*** Records for this exercise Section Begins ***
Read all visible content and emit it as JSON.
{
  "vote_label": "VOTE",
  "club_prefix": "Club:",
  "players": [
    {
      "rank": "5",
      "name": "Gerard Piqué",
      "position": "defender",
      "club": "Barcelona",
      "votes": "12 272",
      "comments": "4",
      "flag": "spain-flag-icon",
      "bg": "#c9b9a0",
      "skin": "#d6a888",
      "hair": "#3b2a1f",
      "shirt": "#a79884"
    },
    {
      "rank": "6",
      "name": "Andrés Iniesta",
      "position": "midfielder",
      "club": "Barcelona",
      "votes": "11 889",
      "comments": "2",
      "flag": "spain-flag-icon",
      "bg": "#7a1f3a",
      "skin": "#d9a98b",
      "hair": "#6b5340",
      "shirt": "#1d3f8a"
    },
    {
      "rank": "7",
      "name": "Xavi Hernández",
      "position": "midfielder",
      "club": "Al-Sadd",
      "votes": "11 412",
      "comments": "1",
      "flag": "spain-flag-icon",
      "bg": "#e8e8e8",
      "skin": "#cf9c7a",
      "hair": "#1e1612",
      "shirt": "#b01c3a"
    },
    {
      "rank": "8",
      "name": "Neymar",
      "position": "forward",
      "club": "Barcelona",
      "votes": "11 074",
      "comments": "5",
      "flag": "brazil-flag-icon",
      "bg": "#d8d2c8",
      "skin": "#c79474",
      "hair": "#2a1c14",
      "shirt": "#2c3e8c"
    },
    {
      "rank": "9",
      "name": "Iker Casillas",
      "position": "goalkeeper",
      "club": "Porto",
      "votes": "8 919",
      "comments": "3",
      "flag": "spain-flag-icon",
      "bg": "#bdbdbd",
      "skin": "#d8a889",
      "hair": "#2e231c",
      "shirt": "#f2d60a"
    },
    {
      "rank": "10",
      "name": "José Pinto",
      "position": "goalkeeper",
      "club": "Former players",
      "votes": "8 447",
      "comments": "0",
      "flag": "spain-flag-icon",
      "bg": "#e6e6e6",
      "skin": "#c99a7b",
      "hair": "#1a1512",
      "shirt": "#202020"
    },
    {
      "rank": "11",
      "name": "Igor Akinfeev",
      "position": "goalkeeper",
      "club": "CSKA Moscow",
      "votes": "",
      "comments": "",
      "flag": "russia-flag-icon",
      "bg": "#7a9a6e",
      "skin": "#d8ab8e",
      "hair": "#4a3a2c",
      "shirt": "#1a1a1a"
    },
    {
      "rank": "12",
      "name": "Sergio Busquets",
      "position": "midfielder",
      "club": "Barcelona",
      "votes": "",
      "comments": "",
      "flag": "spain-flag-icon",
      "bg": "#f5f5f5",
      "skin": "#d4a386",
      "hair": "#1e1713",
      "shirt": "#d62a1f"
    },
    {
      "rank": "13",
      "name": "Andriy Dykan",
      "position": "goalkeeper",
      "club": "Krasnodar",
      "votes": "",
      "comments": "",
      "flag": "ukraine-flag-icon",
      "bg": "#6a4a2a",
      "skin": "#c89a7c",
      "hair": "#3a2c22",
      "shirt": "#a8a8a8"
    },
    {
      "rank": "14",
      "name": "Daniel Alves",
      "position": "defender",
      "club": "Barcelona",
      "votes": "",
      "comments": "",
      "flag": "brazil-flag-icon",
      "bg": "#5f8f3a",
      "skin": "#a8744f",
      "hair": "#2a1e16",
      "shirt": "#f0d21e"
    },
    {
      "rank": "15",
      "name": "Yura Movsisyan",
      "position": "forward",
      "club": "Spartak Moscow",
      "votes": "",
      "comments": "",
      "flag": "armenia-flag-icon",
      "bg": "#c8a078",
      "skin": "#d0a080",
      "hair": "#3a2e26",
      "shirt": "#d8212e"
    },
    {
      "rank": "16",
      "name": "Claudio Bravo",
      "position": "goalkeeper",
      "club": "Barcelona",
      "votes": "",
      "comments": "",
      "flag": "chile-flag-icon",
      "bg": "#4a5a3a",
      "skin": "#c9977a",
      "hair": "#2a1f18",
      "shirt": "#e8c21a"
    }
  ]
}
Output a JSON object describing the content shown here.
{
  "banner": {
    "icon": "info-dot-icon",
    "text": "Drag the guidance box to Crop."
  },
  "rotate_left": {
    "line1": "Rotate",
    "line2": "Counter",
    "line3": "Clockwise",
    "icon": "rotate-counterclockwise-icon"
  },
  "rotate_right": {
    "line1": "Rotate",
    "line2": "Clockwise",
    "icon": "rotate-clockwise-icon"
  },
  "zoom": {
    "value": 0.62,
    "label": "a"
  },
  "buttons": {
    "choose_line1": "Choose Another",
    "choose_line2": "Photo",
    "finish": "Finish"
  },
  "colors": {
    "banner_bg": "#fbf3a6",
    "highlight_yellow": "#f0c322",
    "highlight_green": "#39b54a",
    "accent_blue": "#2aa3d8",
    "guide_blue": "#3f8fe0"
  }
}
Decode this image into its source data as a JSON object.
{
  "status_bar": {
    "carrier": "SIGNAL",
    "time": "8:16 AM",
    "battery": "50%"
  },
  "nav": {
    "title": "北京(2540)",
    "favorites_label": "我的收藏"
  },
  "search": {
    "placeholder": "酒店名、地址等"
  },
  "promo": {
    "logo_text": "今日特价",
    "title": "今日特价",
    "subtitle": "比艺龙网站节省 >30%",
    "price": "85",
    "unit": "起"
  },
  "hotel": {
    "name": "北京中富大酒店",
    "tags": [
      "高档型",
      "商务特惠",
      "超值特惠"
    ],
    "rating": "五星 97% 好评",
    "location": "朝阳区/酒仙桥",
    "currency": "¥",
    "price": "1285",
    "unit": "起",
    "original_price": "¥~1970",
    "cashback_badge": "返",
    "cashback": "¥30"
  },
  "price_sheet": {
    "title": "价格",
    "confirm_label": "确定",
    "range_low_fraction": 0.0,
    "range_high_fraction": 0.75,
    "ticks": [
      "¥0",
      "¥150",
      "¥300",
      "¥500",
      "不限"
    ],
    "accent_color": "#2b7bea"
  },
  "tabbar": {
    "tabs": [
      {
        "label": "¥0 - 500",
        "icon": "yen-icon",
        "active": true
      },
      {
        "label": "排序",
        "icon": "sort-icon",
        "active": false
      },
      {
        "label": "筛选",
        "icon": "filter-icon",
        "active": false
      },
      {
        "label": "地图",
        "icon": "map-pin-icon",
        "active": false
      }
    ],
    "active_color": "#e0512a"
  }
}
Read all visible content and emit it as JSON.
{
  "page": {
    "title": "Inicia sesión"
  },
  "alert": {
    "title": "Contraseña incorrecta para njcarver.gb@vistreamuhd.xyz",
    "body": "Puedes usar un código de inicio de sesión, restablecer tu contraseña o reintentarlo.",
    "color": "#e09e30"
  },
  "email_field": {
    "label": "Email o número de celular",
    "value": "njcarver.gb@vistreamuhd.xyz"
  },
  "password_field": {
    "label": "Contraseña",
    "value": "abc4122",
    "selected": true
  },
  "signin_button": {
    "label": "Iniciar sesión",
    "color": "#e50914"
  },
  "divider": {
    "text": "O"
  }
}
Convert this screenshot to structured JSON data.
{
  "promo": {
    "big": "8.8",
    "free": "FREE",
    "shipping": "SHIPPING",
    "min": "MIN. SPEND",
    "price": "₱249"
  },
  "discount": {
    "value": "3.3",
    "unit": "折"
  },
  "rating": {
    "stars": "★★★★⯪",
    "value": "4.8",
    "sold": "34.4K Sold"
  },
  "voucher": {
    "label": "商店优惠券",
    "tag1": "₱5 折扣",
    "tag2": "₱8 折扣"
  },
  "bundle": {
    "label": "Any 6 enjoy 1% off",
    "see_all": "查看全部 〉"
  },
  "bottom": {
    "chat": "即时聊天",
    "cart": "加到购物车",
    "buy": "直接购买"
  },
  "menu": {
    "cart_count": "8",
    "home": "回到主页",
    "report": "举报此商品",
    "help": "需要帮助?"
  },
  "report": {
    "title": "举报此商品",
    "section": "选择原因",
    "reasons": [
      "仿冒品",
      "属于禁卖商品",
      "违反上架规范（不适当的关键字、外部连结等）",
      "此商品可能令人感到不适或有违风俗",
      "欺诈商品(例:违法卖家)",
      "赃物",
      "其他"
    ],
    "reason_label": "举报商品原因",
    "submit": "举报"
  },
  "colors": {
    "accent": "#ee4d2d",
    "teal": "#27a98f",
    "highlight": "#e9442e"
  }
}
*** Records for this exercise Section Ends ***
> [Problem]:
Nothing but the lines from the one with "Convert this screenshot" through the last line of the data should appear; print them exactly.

> [Task response]:
Convert this screenshot to structured JSON data.
{
  "promo": {
    "big": "8.8",
    "free": "FREE",
    "shipping": "SHIPPING",
    "min": "MIN. SPEND",
    "price": "₱249"
  },
  "discount": {
    "value": "3.3",
    "unit": "折"
  },
  "rating": {
    "stars": "★★★★⯪",
    "value": "4.8",
    "sold": "34.4K Sold"
  },
  "voucher": {
    "label": "商店优惠券",
    "tag1": "₱5 折扣",
    "tag2": "₱8 折扣"
  },
  "bundle": {
    "label": "Any 6 enjoy 1% off",
    "see_all": "查看全部 〉"
  },
  "bottom": {
    "chat": "即时聊天",
    "cart": "加到购物车",
    "buy": "直接购买"
  },
  "menu": {
    "cart_count": "8",
    "home": "回到主页",
    "report": "举报此商品",
    "help": "需要帮助?"
  },
  "report": {
    "title": "举报此商品",
    "section": "选择原因",
    "reasons": [
      "仿冒品",
      "属于禁卖商品",
      "违反上架规范（不适当的关键字、外部连结等）",
      "此商品可能令人感到不适或有违风俗",
      "欺诈商品(例:违法卖家)",
      "赃物",
      "其他"
    ],
    "reason_label": "举报商品原因",
    "submit": "举报"
  },
  "colors": {
    "accent": "#ee4d2d",
    "teal": "#27a98f",
    "highlight": "#e9442e"
  }
}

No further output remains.